So what could be causing this foot to continue its supinatory events from heel strike all the way through lateral toe off ?
The foot could be:
– a rigid high arched cavus foot
– perhaps pronation through the midfoot and forefoot is painful (metatarsal stress pain, painful sesamoiditis, plantar fascitis) so it is an avoidance strategy possibly
– a common one with this gait presentation is perhaps there is a hallux limitus/rigidus (turf toe), painful or non-painful
– weak peronei and/or lateral gastrocsoleus thus failing to drive the foot medially to the big toe during the midstance-to-forefoot loading transition
– contractured medial gastrocsoleus complex (maybe an old achilles tear or reconstruction ?)
-rigid rearfoot deformity not allowing the calcaneus to perform its natural evertion during early stance phases thus maintaining lateral foot pressures the entire time
– presence of a rigid forefoot valgus
– avoidance of the detrimental medial pressures from a forefoot varus

 These and many other issues could be the reason for the aberrant toe off pattern.  This is not an exhaustive list but it should get your brain humming and asking some harder questions, such as (sorry, we have to say it again), “is what you see the problem, or a compensatory strategy to get around the problem ?”

We know you have busy days but we appreciate your time watching our videos and embracing something we are both passionate about.
We are The Gait Guys

Dr. Shawn Allen & Dr. Ivo Waerlop

Email from a reader: Chronic IT Band and Plantar Fasciitis

I have been reviewing your Youtube videos and blog posts over the last few weeks, I am a triathlete suffering from plantar fasciitis and ITB issues, and I’m not really close to a major center where I can get treatment so I’m self educating.
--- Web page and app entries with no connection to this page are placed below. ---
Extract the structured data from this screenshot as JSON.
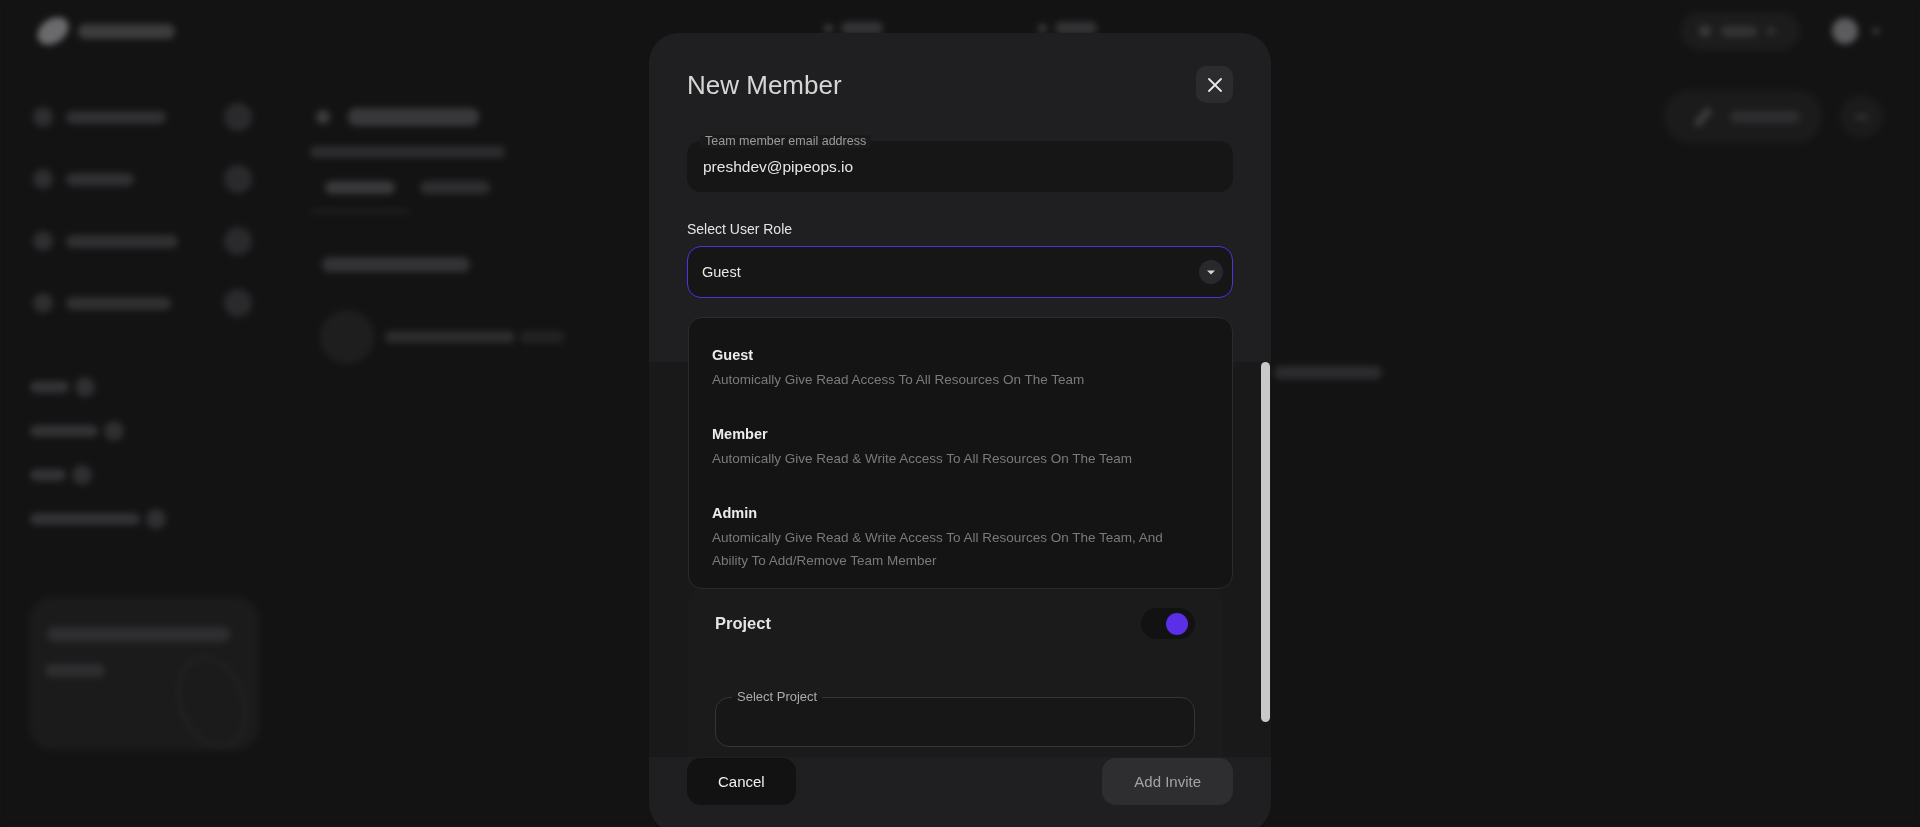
{
  "dialog": {
    "title": "New Member"
  },
  "email_field": {
    "label": "Team member email address",
    "value": "preshdev@pipeops.io"
  },
  "role_select": {
    "label": "Select User Role",
    "value": "Guest",
    "expanded": true,
    "options": [
      {
        "name": "Guest",
        "description": "Automically Give Read Access To All Resources On The Team"
      },
      {
        "name": "Member",
        "description": "Automically Give Read & Write Access To All Resources On The Team"
      },
      {
        "name": "Admin",
        "description": "Automically Give Read & Write Access To All Resources On The Team, And Ability To Add/Remove Team Member"
      }
    ]
  },
  "project_section": {
    "label": "Project",
    "on": true,
    "field": {
      "label": "Select Project"
    }
  },
  "buttons": [
    {
      "label": "Cancel",
      "kind": "secondary",
      "disabled": false
    },
    {
      "label": "Add Invite",
      "kind": "primary",
      "disabled": true
    }
  ]
}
I’m very interested in the videos you have about function of the foot, and how the toes relate to the arch, fascinating! You mention exercises for the feet, to help the muscles function and learn to work separately. I was wondering if you have any of these exercises posted online, I am not able to hold the arch position or use my toes separately, I think these movements would go a long way to helping me figure why I’m having issues with the PF. Great job on all the info, I love being able to access info like you guys have online, makes me want to learn more… thanks!!
 
 
Becky H
AB, Canada
_______________________
Dear Becky:
Sorry to hear about your chronic issues.  Make sure you evaluate your glutes. The pelvis must remain relatively quiet and not tip forward or backward (anterior or posterior tilt) during all forms of ambulation. When it tips more forward the glutes become challenged and can become inhibited. When inhibited internal rotation of the hip minimizes or is lost and the ITBand tightens to attempt to drive that internal rotation. It is a good internal rotator as is the anterior g. medius and coccygeal division of the glute maximus (hence the glute connection).  This will put stain on the patellofemoral joint and may cause tracking issues or lateral knee regional pain (or ELPS….. excessive lateral patellar pressure syndrome).  Additionally, when the foot tries to pronate more to drive more internal limb rotation (because it is obviously not happening at the hip in this scenario) the plantar fascia can become strained because of the pronation lengthening of the longitudinal arch of the foot.
Regarding the foot exercises……. they are coming….. we just need time. We would pay for more time, but we cannot seem to find it on amazon or ebay.  If anyone is selling, we will line up to buy !
thanks for your email question.
Keep the emails coming. Those of you who have emailed us recently or in the past, we  have received them and they are being answered in length in the podcasts we are about to launch. They are coming, you will love them.  It just comes down to editing time.  There is that “time” word again !